- Problem to work on -
Restate each entry exactly, without pictures.

- Dataset records -

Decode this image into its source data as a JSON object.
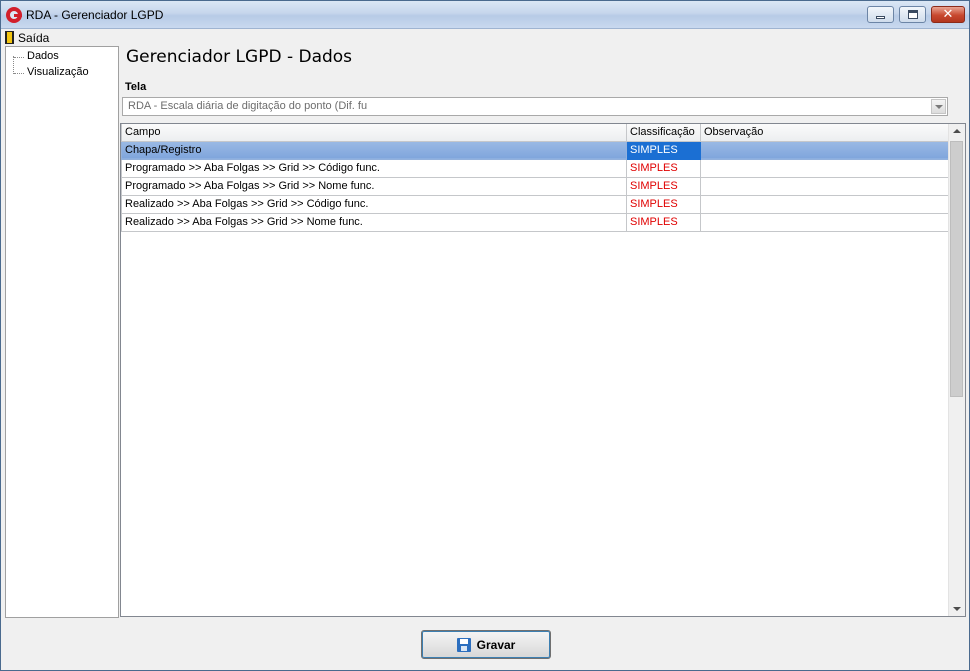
{
  "window": {
    "title": "RDA - Gerenciador LGPD",
    "close_glyph": "✕"
  },
  "menu": {
    "items": [
      {
        "label": "Saída",
        "icon": "door-exit-icon"
      }
    ]
  },
  "tree": {
    "items": [
      {
        "label": "Dados"
      },
      {
        "label": "Visualização"
      }
    ]
  },
  "main": {
    "title": "Gerenciador LGPD - Dados",
    "tela_label": "Tela",
    "tela_value": "RDA - Escala diária de digitação do ponto (Dif. fu"
  },
  "grid": {
    "columns": [
      "Campo",
      "Classificação",
      "Observação"
    ],
    "rows": [
      {
        "campo": "Chapa/Registro",
        "classificacao": "SIMPLES",
        "observacao": ""
      },
      {
        "campo": "Programado >> Aba Folgas >> Grid >> Código func.",
        "classificacao": "SIMPLES",
        "observacao": ""
      },
      {
        "campo": "Programado >> Aba Folgas >> Grid >> Nome func.",
        "classificacao": "SIMPLES",
        "observacao": ""
      },
      {
        "campo": "Realizado >> Aba Folgas >> Grid >> Código func.",
        "classificacao": "SIMPLES",
        "observacao": ""
      },
      {
        "campo": "Realizado >> Aba Folgas >> Grid >> Nome func.",
        "classificacao": "SIMPLES",
        "observacao": ""
      }
    ],
    "selected_row": 0
  },
  "actions": {
    "save_label": "Gravar"
  },
  "colors": {
    "classification_text": "#e00000",
    "selection": "#1b6fd3",
    "accent": "#2c6fbf"
  }
}
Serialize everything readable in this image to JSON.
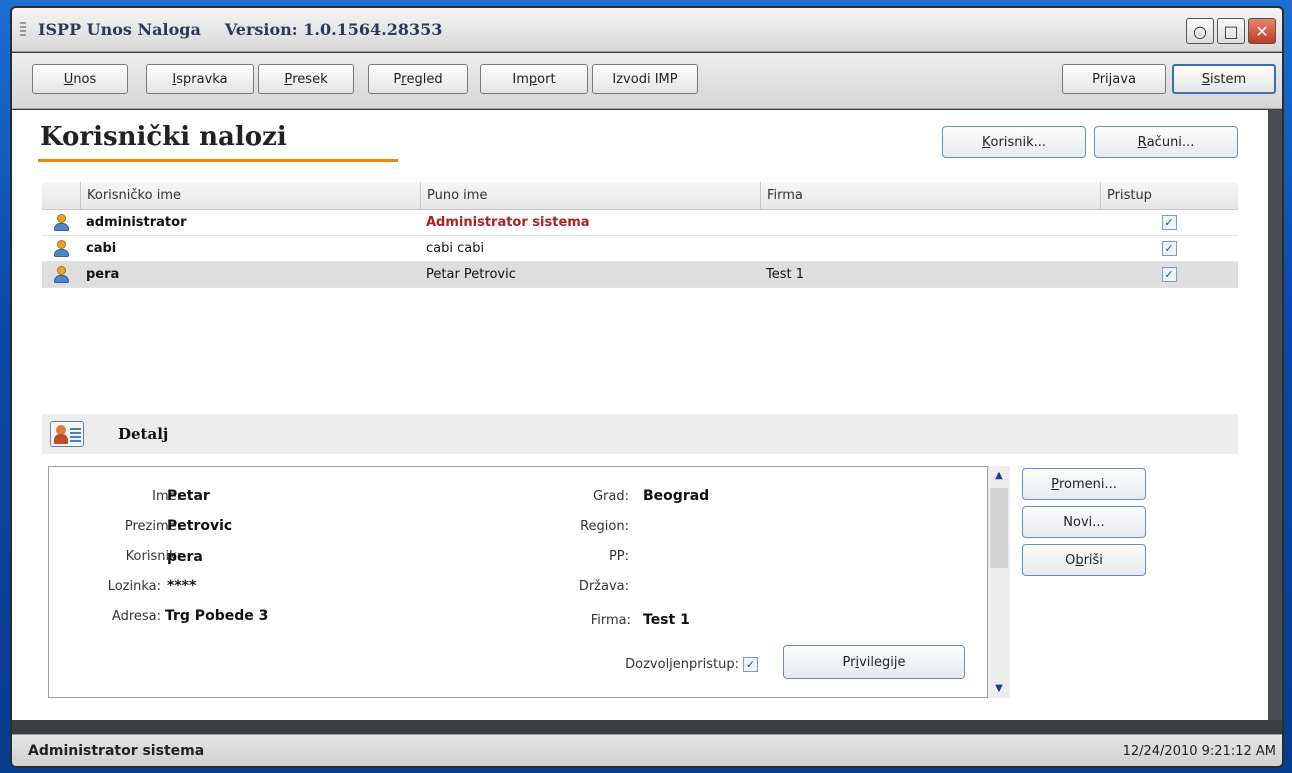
{
  "window": {
    "app_name": "ISPP Unos Naloga",
    "version": "Version: 1.0.1564.28353",
    "controls": {
      "minimize": "○",
      "maximize": "□",
      "close": "✕"
    }
  },
  "toolbar": {
    "unos": {
      "u": "U",
      "rest": "nos"
    },
    "ispravka": {
      "u": "I",
      "rest": "spravka"
    },
    "presek": {
      "u": "P",
      "rest": "resek"
    },
    "pregled": {
      "pre": "P",
      "u": "r",
      "rest": "egled"
    },
    "import": {
      "pre": "Im",
      "u": "p",
      "rest": "ort"
    },
    "izvodi": "Izvodi IMP",
    "prijava": {
      "pre": "Pri",
      "u": "j",
      "rest": "ava"
    },
    "sistem": {
      "u": "S",
      "rest": "istem"
    }
  },
  "page": {
    "title": "Korisnički nalozi",
    "korisnik_btn": {
      "u": "K",
      "rest": "orisnik..."
    },
    "racuni_btn": {
      "u": "R",
      "rest": "ačuni..."
    }
  },
  "grid": {
    "columns": [
      "Korisničko ime",
      "Puno ime",
      "Firma",
      "Pristup"
    ],
    "rows": [
      {
        "user": "administrator",
        "full_name": "Administrator sistema",
        "firm": "",
        "access": "✓"
      },
      {
        "user": "cabi",
        "full_name": "cabi cabi",
        "firm": "",
        "access": "✓"
      },
      {
        "user": "pera",
        "full_name": "Petar Petrovic",
        "firm": "Test 1",
        "access": "✓"
      }
    ]
  },
  "detail": {
    "title": "Detalj",
    "labels": {
      "ime": "Ime:",
      "prezime": "Prezime:",
      "korisnik": "Korisnik:",
      "lozinka": "Lozinka:",
      "adresa": "Adresa:",
      "grad": "Grad:",
      "region": "Region:",
      "pp": "PP:",
      "drzava": "Država:",
      "firma": "Firma:",
      "dozvoljen": "Dozvoljenpristup:"
    },
    "values": {
      "ime": "Petar",
      "prezime": "Petrovic",
      "korisnik": "pera",
      "lozinka": "****",
      "adresa": "Trg Pobede 3",
      "grad": "Beograd",
      "region": "",
      "pp": "",
      "drzava": "",
      "firma": "Test 1",
      "dozvoljen": "✓"
    },
    "privilegije": {
      "pre": "Pr",
      "u": "i",
      "rest": "vilegije"
    },
    "promeni": {
      "u": "P",
      "rest": "romeni..."
    },
    "novi": "Novi...",
    "obrisi": {
      "pre": "O",
      "u": "b",
      "rest": "riši"
    },
    "scroll_up": "▲",
    "scroll_down": "▼"
  },
  "status": {
    "user": "Administrator sistema",
    "time": "12/24/2010 9:21:12 AM"
  }
}
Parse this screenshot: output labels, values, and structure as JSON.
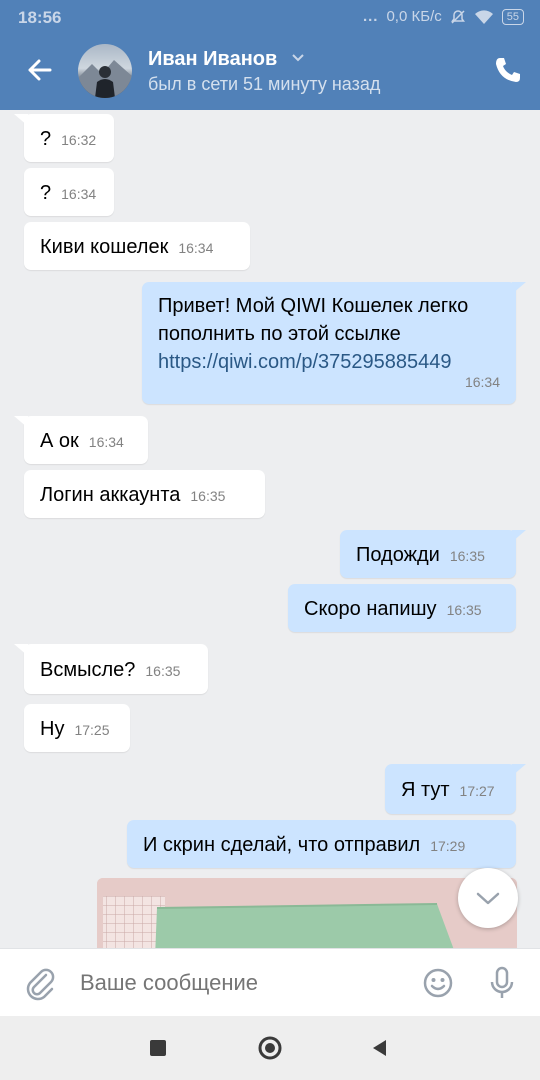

- Answer for the task -
Decode this image into its source data as a JSON object.
{
  "window": {
    "title": "RDA - Gerenciador LGPD",
    "close_glyph": "✕"
  },
  "menu": {
    "items": [
      {
        "label": "Saída",
        "icon": "door-exit-icon"
      }
    ]
  },
  "tree": {
    "items": [
      {
        "label": "Dados"
      },
      {
        "label": "Visualização"
      }
    ]
  },
  "main": {
    "title": "Gerenciador LGPD - Dados",
    "tela_label": "Tela",
    "tela_value": "RDA - Escala diária de digitação do ponto (Dif. fu"
  },
  "grid": {
    "columns": [
      "Campo",
      "Classificação",
      "Observação"
    ],
    "rows": [
      {
        "campo": "Chapa/Registro",
        "classificacao": "SIMPLES",
        "observacao": ""
      },
      {
        "campo": "Programado >> Aba Folgas >> Grid >> Código func.",
        "classificacao": "SIMPLES",
        "observacao": ""
      },
      {
        "campo": "Programado >> Aba Folgas >> Grid >> Nome func.",
        "classificacao": "SIMPLES",
        "observacao": ""
      },
      {
        "campo": "Realizado >> Aba Folgas >> Grid >> Código func.",
        "classificacao": "SIMPLES",
        "observacao": ""
      },
      {
        "campo": "Realizado >> Aba Folgas >> Grid >> Nome func.",
        "classificacao": "SIMPLES",
        "observacao": ""
      }
    ],
    "selected_row": 0
  },
  "actions": {
    "save_label": "Gravar"
  },
  "colors": {
    "classification_text": "#e00000",
    "selection": "#1b6fd3",
    "accent": "#2c6fbf"
  }
}
Serialize everything readable in this image to JSON.
{
  "window": {
    "app_name": "ISPP Unos Naloga",
    "version": "Version: 1.0.1564.28353",
    "controls": {
      "minimize": "○",
      "maximize": "□",
      "close": "✕"
    }
  },
  "toolbar": {
    "unos": {
      "u": "U",
      "rest": "nos"
    },
    "ispravka": {
      "u": "I",
      "rest": "spravka"
    },
    "presek": {
      "u": "P",
      "rest": "resek"
    },
    "pregled": {
      "pre": "P",
      "u": "r",
      "rest": "egled"
    },
    "import": {
      "pre": "Im",
      "u": "p",
      "rest": "ort"
    },
    "izvodi": "Izvodi IMP",
    "prijava": {
      "pre": "Pri",
      "u": "j",
      "rest": "ava"
    },
    "sistem": {
      "u": "S",
      "rest": "istem"
    }
  },
  "page": {
    "title": "Korisnički nalozi",
    "korisnik_btn": {
      "u": "K",
      "rest": "orisnik..."
    },
    "racuni_btn": {
      "u": "R",
      "rest": "ačuni..."
    }
  },
  "grid": {
    "columns": [
      "Korisničko ime",
      "Puno ime",
      "Firma",
      "Pristup"
    ],
    "rows": [
      {
        "user": "administrator",
        "full_name": "Administrator sistema",
        "firm": "",
        "access": "✓"
      },
      {
        "user": "cabi",
        "full_name": "cabi cabi",
        "firm": "",
        "access": "✓"
      },
      {
        "user": "pera",
        "full_name": "Petar Petrovic",
        "firm": "Test 1",
        "access": "✓"
      }
    ]
  },
  "detail": {
    "title": "Detalj",
    "labels": {
      "ime": "Ime:",
      "prezime": "Prezime:",
      "korisnik": "Korisnik:",
      "lozinka": "Lozinka:",
      "adresa": "Adresa:",
      "grad": "Grad:",
      "region": "Region:",
      "pp": "PP:",
      "drzava": "Država:",
      "firma": "Firma:",
      "dozvoljen": "Dozvoljenpristup:"
    },
    "values": {
      "ime": "Petar",
      "prezime": "Petrovic",
      "korisnik": "pera",
      "lozinka": "****",
      "adresa": "Trg Pobede 3",
      "grad": "Beograd",
      "region": "",
      "pp": "",
      "drzava": "",
      "firma": "Test 1",
      "dozvoljen": "✓"
    },
    "privilegije": {
      "pre": "Pr",
      "u": "i",
      "rest": "vilegije"
    },
    "promeni": {
      "u": "P",
      "rest": "romeni..."
    },
    "novi": "Novi...",
    "obrisi": {
      "pre": "O",
      "u": "b",
      "rest": "riši"
    },
    "scroll_up": "▲",
    "scroll_down": "▼"
  },
  "status": {
    "user": "Administrator sistema",
    "time": "12/24/2010 9:21:12 AM"
  }
}
Parse this screenshot: output labels, values, and structure as JSON.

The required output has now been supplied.